From the entries below, copy out all lines holding "category".

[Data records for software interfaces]
=-=-=-=-=

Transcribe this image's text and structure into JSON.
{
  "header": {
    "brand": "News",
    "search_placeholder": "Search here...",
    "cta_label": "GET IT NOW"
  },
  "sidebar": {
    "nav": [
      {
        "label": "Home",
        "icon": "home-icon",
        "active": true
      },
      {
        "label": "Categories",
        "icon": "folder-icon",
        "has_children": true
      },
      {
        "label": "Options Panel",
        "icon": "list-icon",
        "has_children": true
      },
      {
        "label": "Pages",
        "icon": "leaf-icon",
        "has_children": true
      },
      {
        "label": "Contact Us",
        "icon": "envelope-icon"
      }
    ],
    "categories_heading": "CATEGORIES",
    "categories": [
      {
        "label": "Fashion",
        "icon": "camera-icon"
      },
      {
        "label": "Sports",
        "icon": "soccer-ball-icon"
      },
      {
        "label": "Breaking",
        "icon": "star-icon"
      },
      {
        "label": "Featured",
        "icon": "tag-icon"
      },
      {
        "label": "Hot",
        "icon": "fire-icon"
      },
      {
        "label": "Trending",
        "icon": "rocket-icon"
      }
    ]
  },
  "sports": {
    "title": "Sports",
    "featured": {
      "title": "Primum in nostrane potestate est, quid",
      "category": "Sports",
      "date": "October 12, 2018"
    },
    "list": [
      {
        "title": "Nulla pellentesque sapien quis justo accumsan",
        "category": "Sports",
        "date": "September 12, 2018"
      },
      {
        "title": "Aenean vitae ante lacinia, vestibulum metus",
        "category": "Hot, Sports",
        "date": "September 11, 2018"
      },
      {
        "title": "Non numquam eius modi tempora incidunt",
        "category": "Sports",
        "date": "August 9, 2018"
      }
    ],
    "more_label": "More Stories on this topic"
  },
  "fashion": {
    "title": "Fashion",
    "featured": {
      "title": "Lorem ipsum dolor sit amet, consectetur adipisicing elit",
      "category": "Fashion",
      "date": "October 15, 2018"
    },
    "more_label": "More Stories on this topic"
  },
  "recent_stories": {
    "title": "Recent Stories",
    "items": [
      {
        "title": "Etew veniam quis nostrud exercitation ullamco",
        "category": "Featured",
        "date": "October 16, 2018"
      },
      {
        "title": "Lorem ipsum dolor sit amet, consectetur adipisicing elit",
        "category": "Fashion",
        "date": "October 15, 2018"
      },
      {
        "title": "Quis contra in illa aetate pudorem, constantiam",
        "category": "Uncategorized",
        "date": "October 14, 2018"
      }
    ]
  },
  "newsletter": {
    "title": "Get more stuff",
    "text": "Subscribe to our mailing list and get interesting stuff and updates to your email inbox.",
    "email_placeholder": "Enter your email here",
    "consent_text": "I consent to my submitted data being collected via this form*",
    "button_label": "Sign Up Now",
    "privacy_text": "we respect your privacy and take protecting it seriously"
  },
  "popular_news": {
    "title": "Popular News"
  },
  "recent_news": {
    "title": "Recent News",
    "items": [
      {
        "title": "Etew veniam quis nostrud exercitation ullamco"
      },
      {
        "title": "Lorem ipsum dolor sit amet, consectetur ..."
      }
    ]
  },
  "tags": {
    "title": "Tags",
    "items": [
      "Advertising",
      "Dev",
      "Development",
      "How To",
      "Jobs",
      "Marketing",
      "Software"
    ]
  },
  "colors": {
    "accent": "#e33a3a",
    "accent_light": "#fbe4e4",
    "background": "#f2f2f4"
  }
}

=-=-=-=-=

Solution to this exercise |
      "category": "Sports",
        "category": "Sports",
        "category": "Hot, Sports",
        "category": "Sports",
      "category": "Fashion",
        "category": "Featured",
        "category": "Fashion",
        "category": "Uncategorized",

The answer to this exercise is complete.